When Yemeni President Ali Abdullah Saleh ordered his military on March 18 to fire on peaceful protesters calling for his resignation, he sealed his fate. A wave of military, government and diplomatic defections, led by his long-time ally First Armored Brigade Commander General Ali Muhsin al-Ahmar, rocked his regime.
However, although al-Ahmar announced that he was appalled by the use of force and vowed to defend the constitution, his decision was anything but altruistic. The disgruntled general, who has long-standing ties to the type of jihadists that the US is battling in Yemen, merely sought to settle a score with the president’s family.
The relationship between al-Ahmar and Saleh extends to their youth, with Saleh’s mother having had a second marriage to al-Ahmar’s uncle. Though they are not half-brothers, this frequent, if mistaken reference, indicates their closeness. Al-Ahmar has long been considered either Saleh’s right-hand man or the country’s hidden president.
When the Nasserite party attempted to overthrow Saleh less than 100 days into his presidency, al-Ahmar defended him and quashed the coup. In 1994, his units put down a secessionist movement in the south.
However, as Saleh prepared the way for his son Ahmad — the head of the Presidential Guard — to succeed him, he began to marginalize al-Ahmar. In 2009, Saleh sacked al-Ahmar’s key backers, including Central Command Chief General al-Thahiri al-Shadadi and Lieutenant General Haydar al-Sanhani.
Al-Ahmar has also not benefited from the military aid that the US lavished on Yemen in the wake of al-Qaeda’s failed Christmas Day plot in 2009 to down a US airliner.
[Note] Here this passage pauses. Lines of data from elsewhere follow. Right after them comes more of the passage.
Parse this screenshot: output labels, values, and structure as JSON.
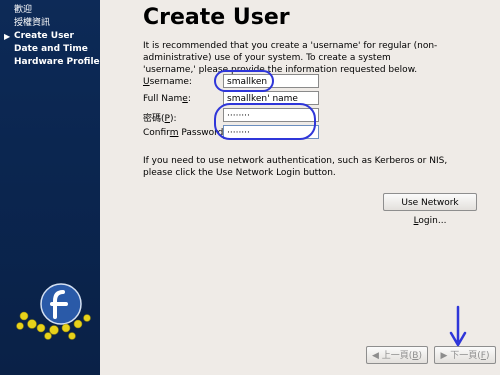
{
  "sidebar": {
    "items": [
      {
        "label": "歡迎",
        "active": false
      },
      {
        "label": "授權資訊",
        "active": false
      },
      {
        "label": "Create User",
        "active": true
      },
      {
        "label": "Date and Time",
        "active": false
      },
      {
        "label": "Hardware Profile",
        "active": false
      }
    ],
    "active_arrow": "▶"
  },
  "main": {
    "title": "Create User",
    "intro": "It is recommended that you create a 'username' for regular (non-administrative) use of your system. To create a system 'username,' please provide the information requested below.",
    "fields": {
      "username": {
        "label_pre": "",
        "label_u": "U",
        "label_post": "sername:",
        "value": "smallken"
      },
      "fullname": {
        "label_pre": "Full Nam",
        "label_u": "e",
        "label_post": ":",
        "value": "smallken' name"
      },
      "password": {
        "label_pre": "密碼(",
        "label_u": "P",
        "label_post": "):",
        "value": "········"
      },
      "confirm": {
        "label_pre": "Confir",
        "label_u": "m",
        "label_post": " Password:",
        "value": "········"
      }
    },
    "network_note": "If you need to use network authentication, such as Kerberos or NIS, please click the Use Network Login button.",
    "network_button": {
      "label_pre": "Use Network ",
      "label_u": "L",
      "label_post": "ogin..."
    }
  },
  "footer": {
    "back_button": {
      "label_pre": "上一頁(",
      "label_u": "B",
      "label_post": ")",
      "enabled": false
    },
    "next_button": {
      "label_pre": "下一頁(",
      "label_u": "F",
      "label_post": ")",
      "enabled": false
    }
  },
  "annotations": {
    "color": "#2f36d9"
  }
}
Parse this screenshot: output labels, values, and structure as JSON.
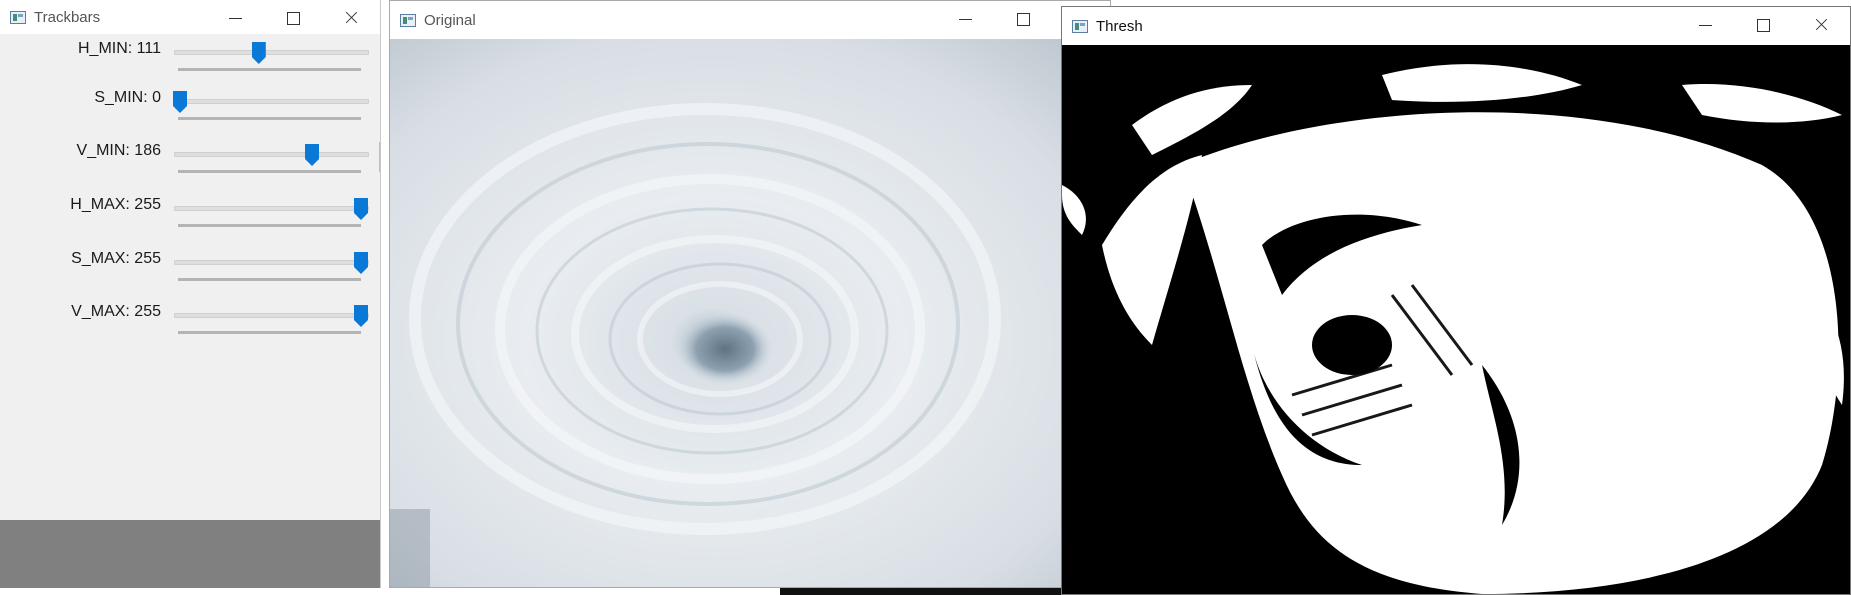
{
  "trackbars_window": {
    "title": "Trackbars",
    "sliders": [
      {
        "label": "H_MIN: 111",
        "value": 111,
        "max": 255
      },
      {
        "label": "S_MIN: 0",
        "value": 0,
        "max": 255
      },
      {
        "label": "V_MIN: 186",
        "value": 186,
        "max": 255
      },
      {
        "label": "H_MAX: 255",
        "value": 255,
        "max": 255
      },
      {
        "label": "S_MAX: 255",
        "value": 255,
        "max": 255
      },
      {
        "label": "V_MAX: 255",
        "value": 255,
        "max": 255
      }
    ]
  },
  "original_window": {
    "title": "Original"
  },
  "thresh_window": {
    "title": "Thresh"
  },
  "colors": {
    "slider_thumb": "#0a78d7",
    "panel_bg": "#f0f0f0",
    "threshold_fg": "#ffffff",
    "threshold_bg": "#000000"
  },
  "icons": [
    "app-window-icon",
    "minimize-icon",
    "maximize-icon",
    "close-icon"
  ]
}
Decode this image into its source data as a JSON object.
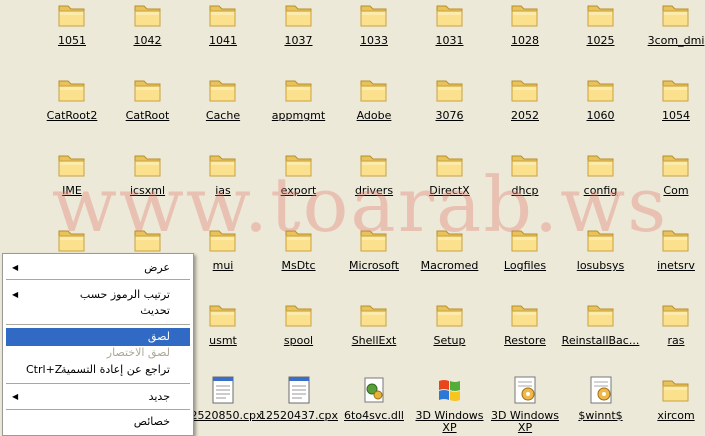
{
  "watermark": "www.toarab.ws",
  "items": [
    {
      "label": "1051",
      "icon": "folder"
    },
    {
      "label": "1042",
      "icon": "folder"
    },
    {
      "label": "1041",
      "icon": "folder"
    },
    {
      "label": "1037",
      "icon": "folder"
    },
    {
      "label": "1033",
      "icon": "folder"
    },
    {
      "label": "1031",
      "icon": "folder"
    },
    {
      "label": "1028",
      "icon": "folder"
    },
    {
      "label": "1025",
      "icon": "folder"
    },
    {
      "label": "3com_dmi",
      "icon": "folder"
    },
    {
      "label": "CatRoot2",
      "icon": "folder"
    },
    {
      "label": "CatRoot",
      "icon": "folder"
    },
    {
      "label": "Cache",
      "icon": "folder"
    },
    {
      "label": "appmgmt",
      "icon": "folder"
    },
    {
      "label": "Adobe",
      "icon": "folder"
    },
    {
      "label": "3076",
      "icon": "folder"
    },
    {
      "label": "2052",
      "icon": "folder"
    },
    {
      "label": "1060",
      "icon": "folder"
    },
    {
      "label": "1054",
      "icon": "folder"
    },
    {
      "label": "IME",
      "icon": "folder"
    },
    {
      "label": "icsxml",
      "icon": "folder"
    },
    {
      "label": "ias",
      "icon": "folder"
    },
    {
      "label": "export",
      "icon": "folder"
    },
    {
      "label": "drivers",
      "icon": "folder"
    },
    {
      "label": "DirectX",
      "icon": "folder"
    },
    {
      "label": "dhcp",
      "icon": "folder"
    },
    {
      "label": "config",
      "icon": "folder"
    },
    {
      "label": "Com",
      "icon": "folder"
    },
    {
      "label": "",
      "icon": "folder"
    },
    {
      "label": "",
      "icon": "folder"
    },
    {
      "label": "mui",
      "icon": "folder"
    },
    {
      "label": "MsDtc",
      "icon": "folder"
    },
    {
      "label": "Microsoft",
      "icon": "folder"
    },
    {
      "label": "Macromed",
      "icon": "folder"
    },
    {
      "label": "Logfiles",
      "icon": "folder"
    },
    {
      "label": "losubsys",
      "icon": "folder"
    },
    {
      "label": "inetsrv",
      "icon": "folder"
    },
    {
      "label": "",
      "icon": "folder"
    },
    {
      "label": "",
      "icon": "folder"
    },
    {
      "label": "usmt",
      "icon": "folder"
    },
    {
      "label": "spool",
      "icon": "folder"
    },
    {
      "label": "ShellExt",
      "icon": "folder"
    },
    {
      "label": "Setup",
      "icon": "folder"
    },
    {
      "label": "Restore",
      "icon": "folder"
    },
    {
      "label": "ReinstallBac...",
      "icon": "folder"
    },
    {
      "label": "ras",
      "icon": "folder"
    },
    {
      "label": "",
      "icon": "none"
    },
    {
      "label": "",
      "icon": "none"
    },
    {
      "label": "12520850.cpx",
      "icon": "document"
    },
    {
      "label": "12520437.cpx",
      "icon": "document"
    },
    {
      "label": "6to4svc.dll",
      "icon": "dll"
    },
    {
      "label": "3D Windows XP",
      "icon": "winxp"
    },
    {
      "label": "3D Windows XP",
      "icon": "config-file"
    },
    {
      "label": "$winnt$",
      "icon": "config-file"
    },
    {
      "label": "xircom",
      "icon": "folder"
    }
  ],
  "context_menu": [
    {
      "type": "item",
      "label": "عرض",
      "arrow": true,
      "state": "normal"
    },
    {
      "type": "sep"
    },
    {
      "type": "item",
      "label": "ترتيب الرموز حسب",
      "arrow": true,
      "state": "normal"
    },
    {
      "type": "item",
      "label": "تحديث",
      "arrow": false,
      "state": "normal"
    },
    {
      "type": "sep"
    },
    {
      "type": "item",
      "label": "لصق",
      "arrow": false,
      "state": "selected"
    },
    {
      "type": "item",
      "label": "لصق الاختصار",
      "arrow": false,
      "state": "disabled"
    },
    {
      "type": "item",
      "label": "تراجع عن إعادة التسمية",
      "shortcut": "Ctrl+Z",
      "arrow": false,
      "state": "normal"
    },
    {
      "type": "sep"
    },
    {
      "type": "item",
      "label": "جديد",
      "arrow": true,
      "state": "normal"
    },
    {
      "type": "sep"
    },
    {
      "type": "item",
      "label": "خصائص",
      "arrow": false,
      "state": "normal"
    }
  ]
}
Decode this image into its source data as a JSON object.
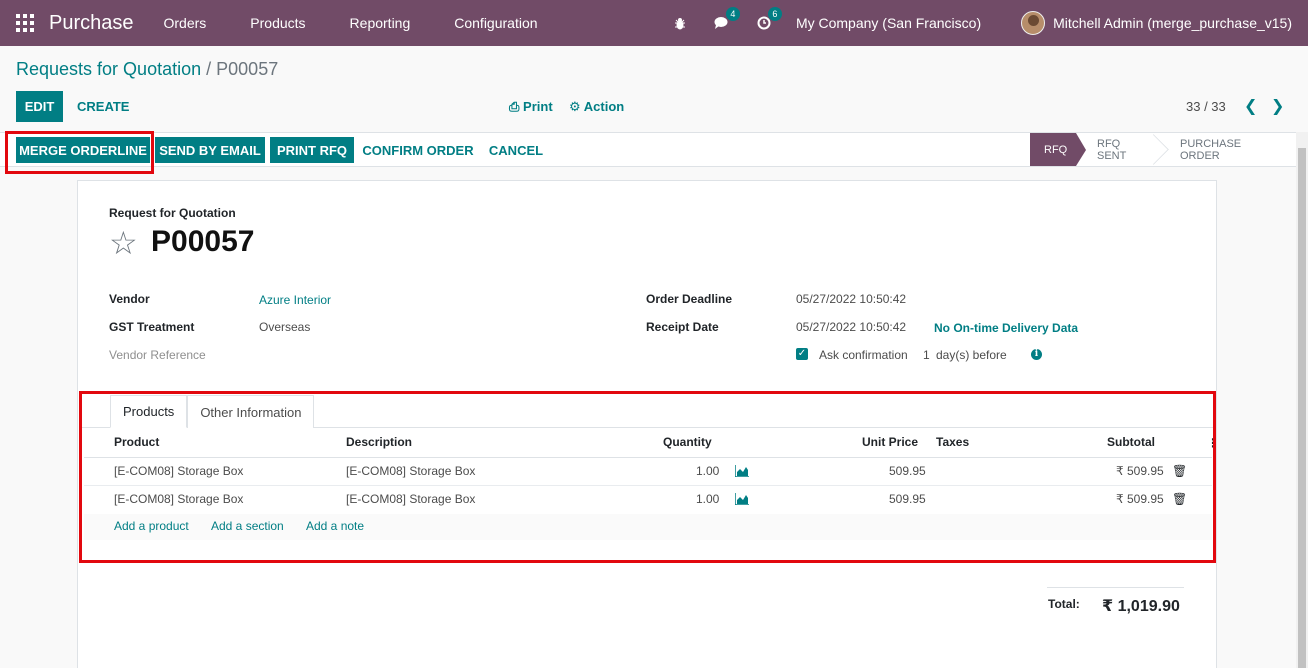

While the Central Security Service, led by Saleh’s nephew Yahya, has received millions of US dollars to fight al-Qaeda in the Arabian Peninsula, al-Ahmar has been left out of the economic bonanza.
At the same time, al-Ahmar’s dismal performance in spearheading the war against the Houthi-led sectarian rebellion in the north made him a convenient scapegoat for the regime’s failures. The regime’s desire to get al-Ahmar out of the picture became clear during the last round of fighting against the Houthis in 2009-2010, when Saudi Arabia began bombing the rebels.
According to a US diplomatic cable released by WikiLeaks, Yemeni officials gave the Saudis the coordinates for al-Ahmar’s command center, telling them that it was a Houthi camp.
His relationship with Saleh frayed and his influence waning, al-Ahmar understood that his loyalty to Saleh had become a liability. So his decision to abandon Saleh stemmed less from his love of the constitution and democracy than from his desire to even the score with the president and his son, with whom he has long clashed.
Al-Ahmar’s relationship with jihadists is a source of serious concern. He is married to the sister of Tariq al-Fadhli, a Yemeni who fought alongside al-Qaeda leader Osama bin Ladin in Afghanistan. When more than 4,000 Arabs returned from fighting the Soviets in Afghanistan, al-Ahmar organized them into units and deployed them in the 1994 civil war in Yemen.
One jihadist who trained in al-Qaeda’s camps and met bin Ladin, told me that upon his return from Afghanistan, he was invited to meet al-Ahmar’s associates and was given a monthly stipend. During a 1999 trial of Yemenis convicted of kidnapping 16 Europeans, it emerged that the group’s ringleader called al-Ahmar during the ordeal. Though his ties to jihadists may be expedient rather than ideological, they are deeply worrying.